[Records from a collection]

-- Opening Marker --

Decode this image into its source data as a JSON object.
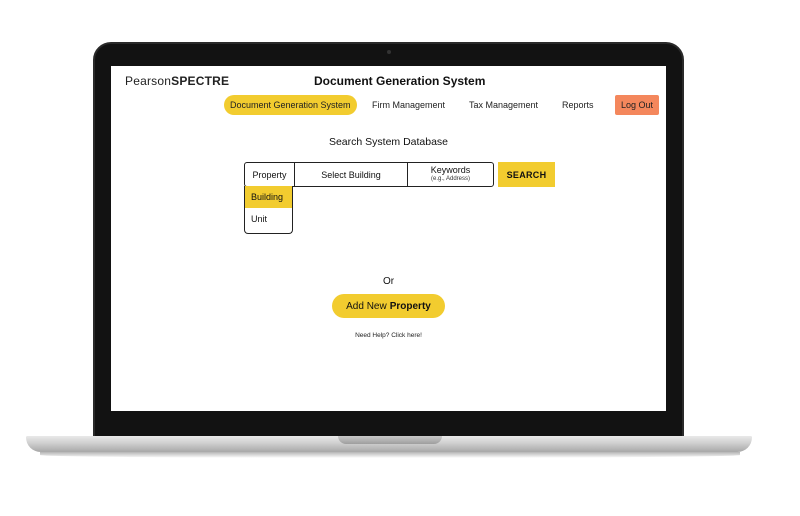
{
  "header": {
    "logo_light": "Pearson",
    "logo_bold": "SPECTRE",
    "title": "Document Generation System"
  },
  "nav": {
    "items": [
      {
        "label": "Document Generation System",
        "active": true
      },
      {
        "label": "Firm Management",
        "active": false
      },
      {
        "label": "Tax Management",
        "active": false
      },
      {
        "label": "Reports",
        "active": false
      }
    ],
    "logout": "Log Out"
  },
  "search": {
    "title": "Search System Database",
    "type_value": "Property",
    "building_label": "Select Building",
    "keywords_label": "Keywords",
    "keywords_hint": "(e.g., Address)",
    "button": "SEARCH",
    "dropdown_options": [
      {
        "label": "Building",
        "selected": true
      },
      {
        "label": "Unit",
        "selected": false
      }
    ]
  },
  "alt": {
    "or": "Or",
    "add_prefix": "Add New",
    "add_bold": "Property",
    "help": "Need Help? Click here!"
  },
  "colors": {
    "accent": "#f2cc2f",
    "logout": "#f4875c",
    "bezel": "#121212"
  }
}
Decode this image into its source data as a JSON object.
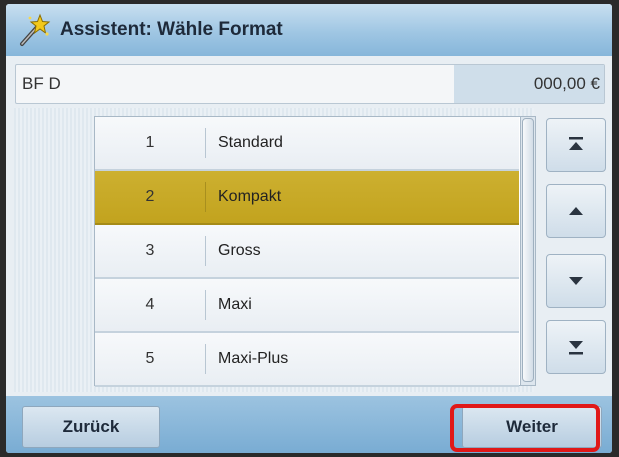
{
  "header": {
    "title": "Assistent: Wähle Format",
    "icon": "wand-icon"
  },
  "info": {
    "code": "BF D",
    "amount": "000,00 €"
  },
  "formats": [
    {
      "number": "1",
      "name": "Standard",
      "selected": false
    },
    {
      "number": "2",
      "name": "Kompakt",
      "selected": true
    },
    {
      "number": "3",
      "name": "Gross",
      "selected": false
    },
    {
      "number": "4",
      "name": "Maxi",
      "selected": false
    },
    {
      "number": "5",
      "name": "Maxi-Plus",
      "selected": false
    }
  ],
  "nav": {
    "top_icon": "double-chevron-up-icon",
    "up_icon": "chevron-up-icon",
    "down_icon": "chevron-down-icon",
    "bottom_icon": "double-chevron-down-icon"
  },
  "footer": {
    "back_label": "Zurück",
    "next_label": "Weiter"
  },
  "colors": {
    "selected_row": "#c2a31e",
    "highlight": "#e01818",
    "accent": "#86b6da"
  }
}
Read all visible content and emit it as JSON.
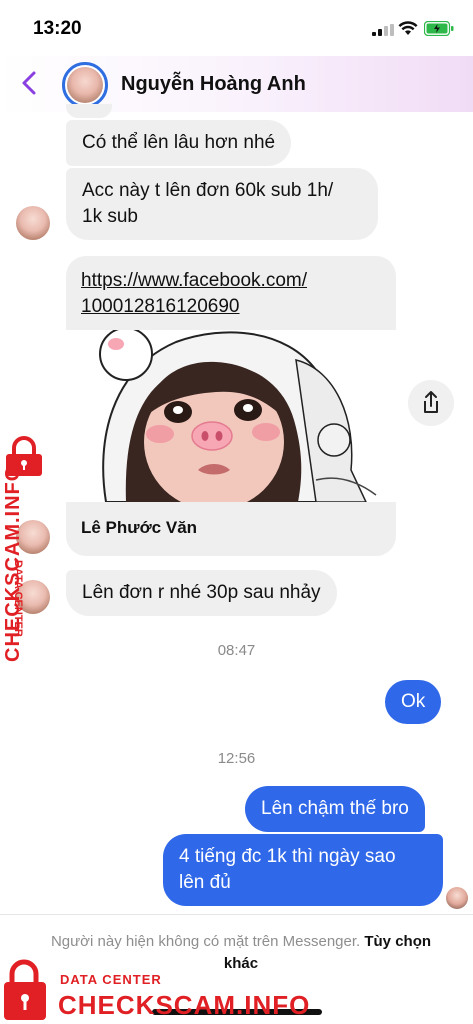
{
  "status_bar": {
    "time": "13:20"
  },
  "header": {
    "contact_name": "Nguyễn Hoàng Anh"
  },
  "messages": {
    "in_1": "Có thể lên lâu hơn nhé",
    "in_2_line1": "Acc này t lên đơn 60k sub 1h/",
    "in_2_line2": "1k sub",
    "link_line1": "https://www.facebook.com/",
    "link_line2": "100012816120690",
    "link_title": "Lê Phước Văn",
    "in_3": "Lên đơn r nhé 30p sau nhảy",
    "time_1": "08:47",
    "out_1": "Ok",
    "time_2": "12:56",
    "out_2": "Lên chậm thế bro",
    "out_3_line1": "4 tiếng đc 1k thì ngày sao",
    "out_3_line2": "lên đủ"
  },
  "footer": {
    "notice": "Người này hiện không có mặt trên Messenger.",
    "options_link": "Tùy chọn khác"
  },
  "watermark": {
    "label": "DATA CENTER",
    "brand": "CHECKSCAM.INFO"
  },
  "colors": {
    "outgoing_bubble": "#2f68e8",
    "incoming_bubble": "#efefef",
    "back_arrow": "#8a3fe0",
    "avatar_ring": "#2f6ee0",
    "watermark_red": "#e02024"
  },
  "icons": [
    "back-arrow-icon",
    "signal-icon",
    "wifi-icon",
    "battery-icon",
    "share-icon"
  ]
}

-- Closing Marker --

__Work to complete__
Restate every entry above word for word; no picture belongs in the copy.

__Answer to the problem__
Decode this image into its source data as a JSON object.
{
  "header": {
    "logo_light": "Pearson",
    "logo_bold": "SPECTRE",
    "title": "Document Generation System"
  },
  "nav": {
    "items": [
      {
        "label": "Document Generation System",
        "active": true
      },
      {
        "label": "Firm Management",
        "active": false
      },
      {
        "label": "Tax Management",
        "active": false
      },
      {
        "label": "Reports",
        "active": false
      }
    ],
    "logout": "Log Out"
  },
  "search": {
    "title": "Search System Database",
    "type_value": "Property",
    "building_label": "Select Building",
    "keywords_label": "Keywords",
    "keywords_hint": "(e.g., Address)",
    "button": "SEARCH",
    "dropdown_options": [
      {
        "label": "Building",
        "selected": true
      },
      {
        "label": "Unit",
        "selected": false
      }
    ]
  },
  "alt": {
    "or": "Or",
    "add_prefix": "Add New",
    "add_bold": "Property",
    "help": "Need Help? Click here!"
  },
  "colors": {
    "accent": "#f2cc2f",
    "logout": "#f4875c",
    "bezel": "#121212"
  }
}
Decode this image into its source data as a JSON object.
{
  "header": {
    "title": "Assistent: Wähle Format",
    "icon": "wand-icon"
  },
  "info": {
    "code": "BF D",
    "amount": "000,00 €"
  },
  "formats": [
    {
      "number": "1",
      "name": "Standard",
      "selected": false
    },
    {
      "number": "2",
      "name": "Kompakt",
      "selected": true
    },
    {
      "number": "3",
      "name": "Gross",
      "selected": false
    },
    {
      "number": "4",
      "name": "Maxi",
      "selected": false
    },
    {
      "number": "5",
      "name": "Maxi-Plus",
      "selected": false
    }
  ],
  "nav": {
    "top_icon": "double-chevron-up-icon",
    "up_icon": "chevron-up-icon",
    "down_icon": "chevron-down-icon",
    "bottom_icon": "double-chevron-down-icon"
  },
  "footer": {
    "back_label": "Zurück",
    "next_label": "Weiter"
  },
  "colors": {
    "selected_row": "#c2a31e",
    "highlight": "#e01818",
    "accent": "#86b6da"
  }
}
Read all visible content and emit it as JSON.
{
  "status_bar": {
    "time": "13:20"
  },
  "header": {
    "contact_name": "Nguyễn Hoàng Anh"
  },
  "messages": {
    "in_1": "Có thể lên lâu hơn nhé",
    "in_2_line1": "Acc này t lên đơn 60k sub 1h/",
    "in_2_line2": "1k sub",
    "link_line1": "https://www.facebook.com/",
    "link_line2": "100012816120690",
    "link_title": "Lê Phước Văn",
    "in_3": "Lên đơn r nhé 30p sau nhảy",
    "time_1": "08:47",
    "out_1": "Ok",
    "time_2": "12:56",
    "out_2": "Lên chậm thế bro",
    "out_3_line1": "4 tiếng đc 1k thì ngày sao",
    "out_3_line2": "lên đủ"
  },
  "footer": {
    "notice": "Người này hiện không có mặt trên Messenger.",
    "options_link": "Tùy chọn khác"
  },
  "watermark": {
    "label": "DATA CENTER",
    "brand": "CHECKSCAM.INFO"
  },
  "colors": {
    "outgoing_bubble": "#2f68e8",
    "incoming_bubble": "#efefef",
    "back_arrow": "#8a3fe0",
    "avatar_ring": "#2f6ee0",
    "watermark_red": "#e02024"
  },
  "icons": [
    "back-arrow-icon",
    "signal-icon",
    "wifi-icon",
    "battery-icon",
    "share-icon"
  ]
}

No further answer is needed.